Richard Anthony Bethell was born on April 9, 1922, in Dar es Salaam, Tanganyika (now Tanzania) where his father was a colonial administrator. A few years later, his father was transferred to Somaliland and he and his brother were sent to a kindergarten in England. The boys rejoined the family when their father was posted to Gibraltar, where he was state treasurer.

His father died young and the family returned to England. Tony went to a British public school, Sherborne, where he was head boy. Early in the war, he remembered there was an air raid on the school and he was almost expelled for being outside the air-raid shelter.

Mr Bethell joined the Royal Air Force in February of 1942 and was sent to the United States for pilot training in Georgia, Alabama and Florida. After a tour in a training unit at Hawarden, he was posted to No 268 Squadron in June of 1942. Mr Bethell was flying Mustangs, not the P-51 with the Merlin engines, but the earlier model with an Allison engine.

Mr Bethell and the other pilots spent much time flying “Rhubarbs”, or low-level sweeps, mostly over the Netherlands. Aircraft from 268 Squadron were the first single-engine aircraft to enter German airspace during the war. On November 26 1942, during an operation over Holland, Mr Bethell spotted and shot down a Luftwaffe Messerschmitt Bf-109 and shortly after sighted a Junkers Ju.52 transport aircraft, which he also shot down.

Eleven days later, Mr Bethell took off at 9.15am and was flying in formation with three other Mustangs when they were hit by flak at the Dutch coast. His aircraft was damaged and hit again when he was no more than 20 feet above the ground. The flak guns were firing level and damaged a local church and train station. He crash-landed the plane around 10.00am on December 7th and was soon captured.

Mr Bethell was transferred to a jail in Amsterdam and then was moved to Stalag Luft III.

In January 1945, as Russian forces approached the camp, the PoWs were forced to march across Germany for as much as 36 kilometres a day to Tarmstedt, south-west of Hamburg.
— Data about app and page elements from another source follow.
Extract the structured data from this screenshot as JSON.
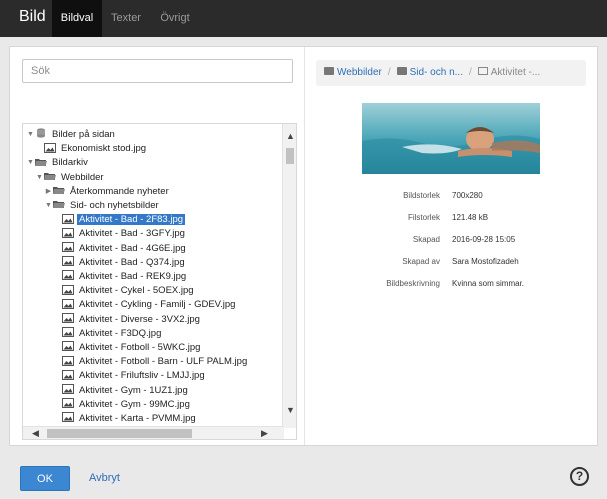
{
  "header": {
    "app_title": "Bild",
    "tabs": [
      {
        "label": "Bildval",
        "active": true
      },
      {
        "label": "Texter",
        "active": false
      },
      {
        "label": "Övrigt",
        "active": false
      }
    ]
  },
  "search": {
    "placeholder": "Sök",
    "value": ""
  },
  "tree": {
    "nodes": [
      {
        "label": "Bilder på sidan",
        "level": 0,
        "toggle": "▼",
        "icon": "database-icon"
      },
      {
        "label": "Ekonomiskt stod.jpg",
        "level": 1,
        "toggle": "",
        "icon": "image-icon"
      },
      {
        "label": "Bildarkiv",
        "level": 0,
        "toggle": "▼",
        "icon": "folder-icon"
      },
      {
        "label": "Webbilder",
        "level": 1,
        "toggle": "▼",
        "icon": "folder-icon"
      },
      {
        "label": "Återkommande nyheter",
        "level": 2,
        "toggle": "▶",
        "icon": "folder-icon"
      },
      {
        "label": "Sid- och nyhetsbilder",
        "level": 2,
        "toggle": "▼",
        "icon": "folder-icon"
      },
      {
        "label": "Aktivitet - Bad - 2F83.jpg",
        "level": 3,
        "toggle": "",
        "icon": "image-icon",
        "selected": true
      },
      {
        "label": "Aktivitet - Bad - 3GFY.jpg",
        "level": 3,
        "toggle": "",
        "icon": "image-icon"
      },
      {
        "label": "Aktivitet - Bad - 4G6E.jpg",
        "level": 3,
        "toggle": "",
        "icon": "image-icon"
      },
      {
        "label": "Aktivitet - Bad - Q374.jpg",
        "level": 3,
        "toggle": "",
        "icon": "image-icon"
      },
      {
        "label": "Aktivitet - Bad - REK9.jpg",
        "level": 3,
        "toggle": "",
        "icon": "image-icon"
      },
      {
        "label": "Aktivitet - Cykel - 5OEX.jpg",
        "level": 3,
        "toggle": "",
        "icon": "image-icon"
      },
      {
        "label": "Aktivitet - Cykling - Familj - GDEV.jpg",
        "level": 3,
        "toggle": "",
        "icon": "image-icon"
      },
      {
        "label": "Aktivitet - Diverse - 3VX2.jpg",
        "level": 3,
        "toggle": "",
        "icon": "image-icon"
      },
      {
        "label": "Aktivitet - F3DQ.jpg",
        "level": 3,
        "toggle": "",
        "icon": "image-icon"
      },
      {
        "label": "Aktivitet - Fotboll - 5WKC.jpg",
        "level": 3,
        "toggle": "",
        "icon": "image-icon"
      },
      {
        "label": "Aktivitet - Fotboll - Barn - ULF PALM.jpg",
        "level": 3,
        "toggle": "",
        "icon": "image-icon"
      },
      {
        "label": "Aktivitet - Friluftsliv - LMJJ.jpg",
        "level": 3,
        "toggle": "",
        "icon": "image-icon"
      },
      {
        "label": "Aktivitet - Gym - 1UZ1.jpg",
        "level": 3,
        "toggle": "",
        "icon": "image-icon"
      },
      {
        "label": "Aktivitet - Gym - 99MC.jpg",
        "level": 3,
        "toggle": "",
        "icon": "image-icon"
      },
      {
        "label": "Aktivitet - Karta - PVMM.jpg",
        "level": 3,
        "toggle": "",
        "icon": "image-icon"
      }
    ]
  },
  "breadcrumb": {
    "items": [
      {
        "label": "Webbilder",
        "icon": "folder-icon"
      },
      {
        "label": "Sid- och n...",
        "icon": "folder-icon"
      },
      {
        "label": "Aktivitet -...",
        "icon": "image-icon"
      }
    ],
    "separator": "/"
  },
  "preview": {
    "alt": "Kvinna som simmar."
  },
  "properties": [
    {
      "label": "Bildstorlek",
      "value": "700x280"
    },
    {
      "label": "Filstorlek",
      "value": "121.48 kB"
    },
    {
      "label": "Skapad",
      "value": "2016-09-28 15:05"
    },
    {
      "label": "Skapad av",
      "value": "Sara Mostofizadeh"
    },
    {
      "label": "Bildbeskrivning",
      "value": "Kvinna som simmar."
    }
  ],
  "footer": {
    "ok_label": "OK",
    "cancel_label": "Avbryt",
    "help_label": "?"
  },
  "colors": {
    "accent": "#3b87d1",
    "topbar": "#2b2b2b",
    "link": "#2d6fb8",
    "selected": "#3379c7"
  }
}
They ended up in a naval prison and were freed on May 2, three days before the close of the war in Europe.

After the war, Mr Bethell worked for the Red Sea department of a trading company that operated in Africa. He was stationed in Khartoum in Sudan and then Addis Ababa in Ethiopia. But he became bored with the work and in 1949 he rejoined the RAF. From 1950 to 1952, he was aide-de-camp to Air Marshal Breakey in Washington.

In 1955, he left the RAF and had to make a decision about whether to move to Canada or the United States. He chose Canada because of the British connection. He arrived in Montreal and worked for the brokerage firm W C Pitfield. Then he worked for Canadian International Investment Trust and Elican, a Belgian company.

Later he moved into money management and ran the portfolio of a member of the Bronfman family. He travelled to England often and attended several reunions of Great Escape veterans as well as the memorial service at St Clement Danes in 1994 on the 50th anniversary of the Great Escape.

Mr Bethell also spent time researching and writing his own history of the Great Escape, A Glimpse at Stalag Luft III (north compound). It is a mixture of diary entries, many drawings and a precise account of how the Great Escape was carried out. There are also lists of the men killed and the men who survived.

In the early 1990s he retired, left Montreal and he and his wife Lorna moved to a farm in Caledon, north-west of Toronto, where he spent a great deal of time on a John Deere tractor cutting fallow hay fields with a bush hog. He leaves his wife and four children from an earlier marriage and three stepchildren. A son died last year.

James McCready
The Globe and Mail, Toronto
(Wednesday March 3 2004)